## [WHAT YOU SHOULD DO]
Every record should be written out exactly, with the pictures left out.
**** DATA ****
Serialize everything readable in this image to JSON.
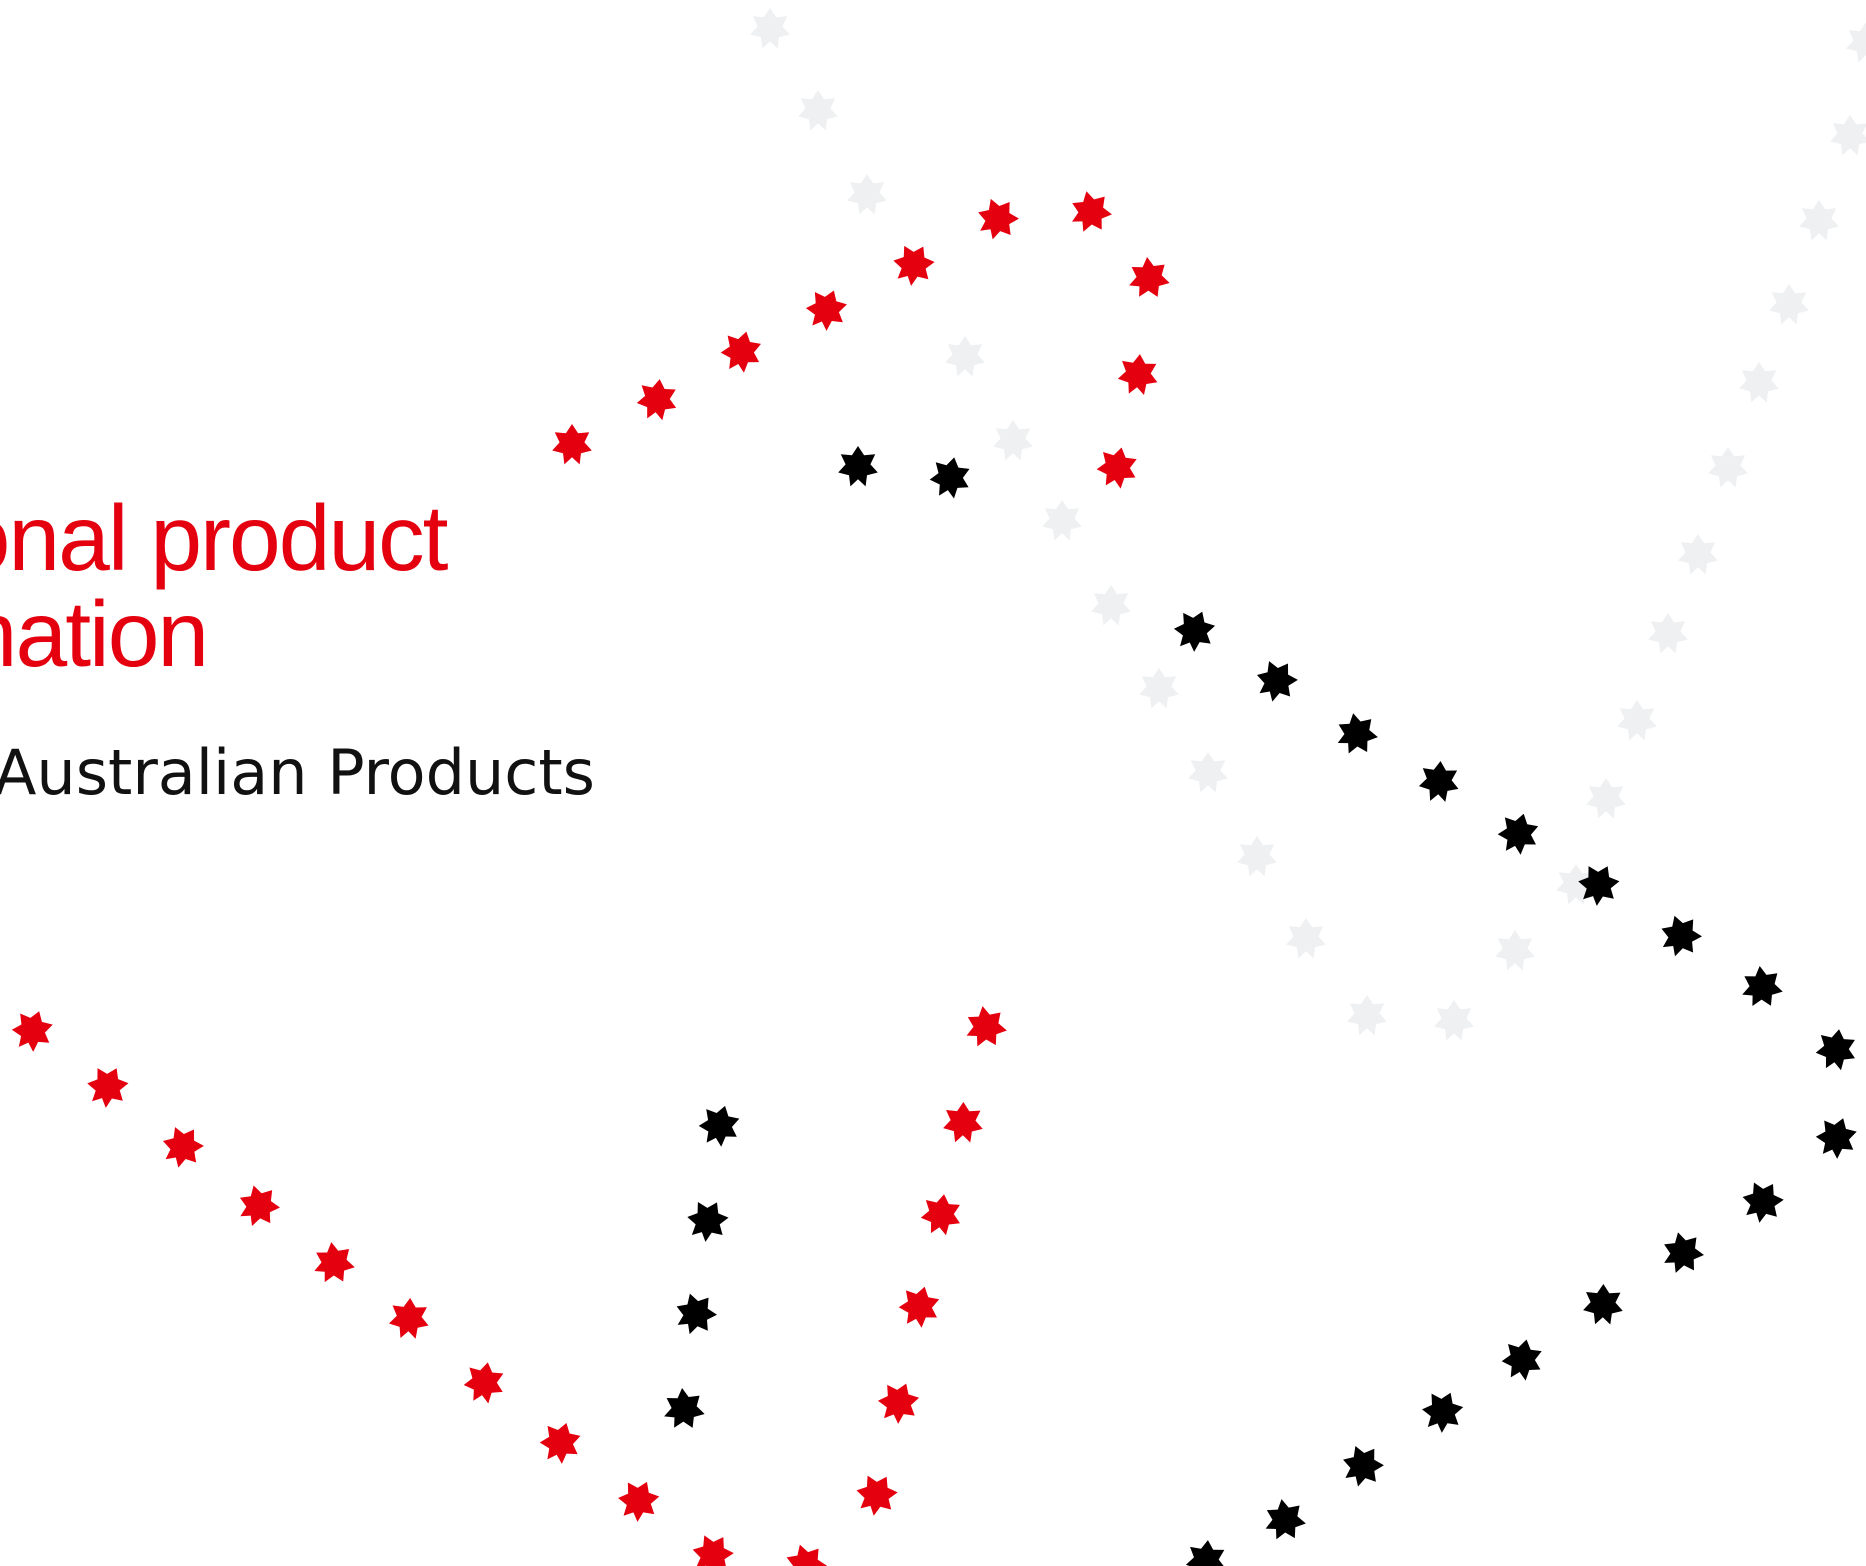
{
  "heading": {
    "line1": "ional product",
    "line2": "mation"
  },
  "subtitle": "Australian Products",
  "colors": {
    "accent_red": "#e4000f",
    "star_black": "#000000",
    "star_faint": "#eef0f2",
    "background": "#ffffff"
  },
  "decoration": {
    "icon": "seven-point-star-icon",
    "trails": [
      "red-star-trail",
      "black-star-trail",
      "faint-star-trail"
    ]
  }
}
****
## [SOLVED PROBLEM]
Serialize everything readable in this image to JSON.
{
  "heading": {
    "line1": "ional product",
    "line2": "mation"
  },
  "subtitle": "Australian Products",
  "colors": {
    "accent_red": "#e4000f",
    "star_black": "#000000",
    "star_faint": "#eef0f2",
    "background": "#ffffff"
  },
  "decoration": {
    "icon": "seven-point-star-icon",
    "trails": [
      "red-star-trail",
      "black-star-trail",
      "faint-star-trail"
    ]
  }
}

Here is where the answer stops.